The new play TwentyEight depicts a dystopian future where work, survival, and intimidation are the only constants for black people.
Post Views: 1
In building this world, playwright Tyler English-Beckwith blends aspects of America’s slave-holding past, with dreams of a better life in space.
On a set that suggests a spartan, yet futuristic locale, four actors ( Taji Senior, Oktavea Williams, Kenah Benefield and Jeremy Rashad Brown) dressed in black overalls and work boots move in a way that suggests a step show. The effort feels immense. The gestures desperate. There is no joy. The actors sweat, bend, and pull as if they are an engine of some unseen machine and stopping could mean death.
When sirens blare, the fearful actors raise their hands in the air, cross their wrists behind their back, get down on their knees, and finally, lay on the ground as though put into custody. They repeat these movements until the sirens stop, then go back to work as if nothing happened. The scene is more disturbing because it appears routine, as though knowing the procedure for being arrested is simply one more task in the workday.
Two more characters enter the fray, played by Delanté Keys and Mae Rose Hill. As the other characters teach them to do the work, we learn that black people are fleeing cities like Memphis to reach settlements where they hope to work, be fed, and land a spot on the next shuttle to the Liberian Space Station, where the water is sweet, food is plentiful and black people’s freedom is guaranteed.
It’s up to the viewer to decide what’s true for the intrepid wannabe space travelers and what is simply a delusion that helps them make it through the day.
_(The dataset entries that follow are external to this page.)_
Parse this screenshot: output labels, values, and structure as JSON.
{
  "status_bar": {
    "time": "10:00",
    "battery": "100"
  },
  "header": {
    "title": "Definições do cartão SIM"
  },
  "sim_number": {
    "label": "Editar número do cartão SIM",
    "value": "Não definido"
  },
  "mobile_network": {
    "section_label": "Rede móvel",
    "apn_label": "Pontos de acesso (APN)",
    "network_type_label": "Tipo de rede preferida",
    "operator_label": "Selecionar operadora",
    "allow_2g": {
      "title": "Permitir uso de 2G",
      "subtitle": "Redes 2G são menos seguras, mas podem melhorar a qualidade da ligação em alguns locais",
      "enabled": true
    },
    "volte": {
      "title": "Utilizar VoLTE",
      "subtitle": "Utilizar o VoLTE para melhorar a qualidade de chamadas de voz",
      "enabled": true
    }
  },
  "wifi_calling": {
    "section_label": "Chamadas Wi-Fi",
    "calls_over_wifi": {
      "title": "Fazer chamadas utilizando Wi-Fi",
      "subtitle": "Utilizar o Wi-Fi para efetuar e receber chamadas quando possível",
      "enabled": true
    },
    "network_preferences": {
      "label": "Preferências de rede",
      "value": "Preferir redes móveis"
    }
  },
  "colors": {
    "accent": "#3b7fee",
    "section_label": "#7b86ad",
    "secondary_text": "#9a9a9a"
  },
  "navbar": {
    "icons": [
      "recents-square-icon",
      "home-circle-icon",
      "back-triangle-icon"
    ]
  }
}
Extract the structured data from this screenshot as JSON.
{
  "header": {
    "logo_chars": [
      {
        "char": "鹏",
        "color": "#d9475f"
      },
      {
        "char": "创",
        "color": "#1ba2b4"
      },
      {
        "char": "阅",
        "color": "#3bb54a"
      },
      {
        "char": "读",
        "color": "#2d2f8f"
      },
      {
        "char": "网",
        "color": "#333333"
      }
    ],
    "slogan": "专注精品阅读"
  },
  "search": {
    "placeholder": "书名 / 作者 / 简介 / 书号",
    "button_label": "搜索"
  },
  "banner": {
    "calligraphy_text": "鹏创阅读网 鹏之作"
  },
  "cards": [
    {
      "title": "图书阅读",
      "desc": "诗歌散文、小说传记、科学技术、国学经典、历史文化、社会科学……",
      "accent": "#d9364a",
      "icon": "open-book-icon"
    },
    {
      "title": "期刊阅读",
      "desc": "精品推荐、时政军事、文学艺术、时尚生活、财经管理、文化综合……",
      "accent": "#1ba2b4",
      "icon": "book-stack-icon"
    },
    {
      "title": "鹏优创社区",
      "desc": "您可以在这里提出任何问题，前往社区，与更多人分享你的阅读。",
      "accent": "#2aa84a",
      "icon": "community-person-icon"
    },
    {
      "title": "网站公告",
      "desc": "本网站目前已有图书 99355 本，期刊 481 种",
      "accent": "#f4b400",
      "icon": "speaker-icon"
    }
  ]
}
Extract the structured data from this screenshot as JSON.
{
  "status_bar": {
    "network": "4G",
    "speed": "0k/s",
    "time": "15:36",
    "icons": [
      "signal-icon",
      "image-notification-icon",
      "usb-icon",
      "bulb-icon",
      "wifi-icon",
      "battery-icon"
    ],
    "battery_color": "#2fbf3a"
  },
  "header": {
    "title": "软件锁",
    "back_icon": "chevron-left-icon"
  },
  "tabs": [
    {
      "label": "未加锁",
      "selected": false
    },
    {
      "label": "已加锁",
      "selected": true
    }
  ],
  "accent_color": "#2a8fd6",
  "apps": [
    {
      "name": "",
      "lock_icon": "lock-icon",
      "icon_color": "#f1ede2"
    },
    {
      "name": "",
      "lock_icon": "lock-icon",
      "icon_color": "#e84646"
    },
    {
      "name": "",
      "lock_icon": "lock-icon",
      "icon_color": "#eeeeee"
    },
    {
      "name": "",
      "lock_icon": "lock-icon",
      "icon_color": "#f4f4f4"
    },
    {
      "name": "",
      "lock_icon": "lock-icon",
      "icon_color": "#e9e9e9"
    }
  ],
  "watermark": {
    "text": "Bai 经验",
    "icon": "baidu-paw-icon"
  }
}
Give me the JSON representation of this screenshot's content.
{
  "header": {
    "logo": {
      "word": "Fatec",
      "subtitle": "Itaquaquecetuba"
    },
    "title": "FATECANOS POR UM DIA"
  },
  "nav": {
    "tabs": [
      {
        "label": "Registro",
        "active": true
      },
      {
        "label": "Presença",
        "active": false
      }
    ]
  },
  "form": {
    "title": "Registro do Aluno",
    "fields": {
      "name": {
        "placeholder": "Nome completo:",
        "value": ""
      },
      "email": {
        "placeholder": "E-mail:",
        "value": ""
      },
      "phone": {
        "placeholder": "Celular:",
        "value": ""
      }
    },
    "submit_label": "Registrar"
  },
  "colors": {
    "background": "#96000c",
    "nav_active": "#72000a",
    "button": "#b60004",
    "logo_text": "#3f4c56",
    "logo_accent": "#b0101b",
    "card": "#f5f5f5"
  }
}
The characters in the play don’t have all the answers. They don’t even know if they will get to go to the space station. Much of the plays’ conflict centers on their beliefs about their futures, faith and purpose.
What is freedom? When does the struggle end? Why aren’t we valued?
English-Beckwith who co-directs the show with Matrex Kilgore, says audiences should come to the theatre expecting to work. Perhaps that’s because the world of TwentyEight makes the audience feel as anxious and desperate as the cast of characters who inhabit it. Many of their questions resonate in current black life. What is freedom? When does the struggle end? Why aren’t we valued?
One thing TwentyEight makes clear is that without our own ventures, shared determination and united efforts, the trappings of our enslaved past continue to be a possible future.
TwentyEight continues on stage at The Vortex through August 19, with post-show discussions August 12 and 18.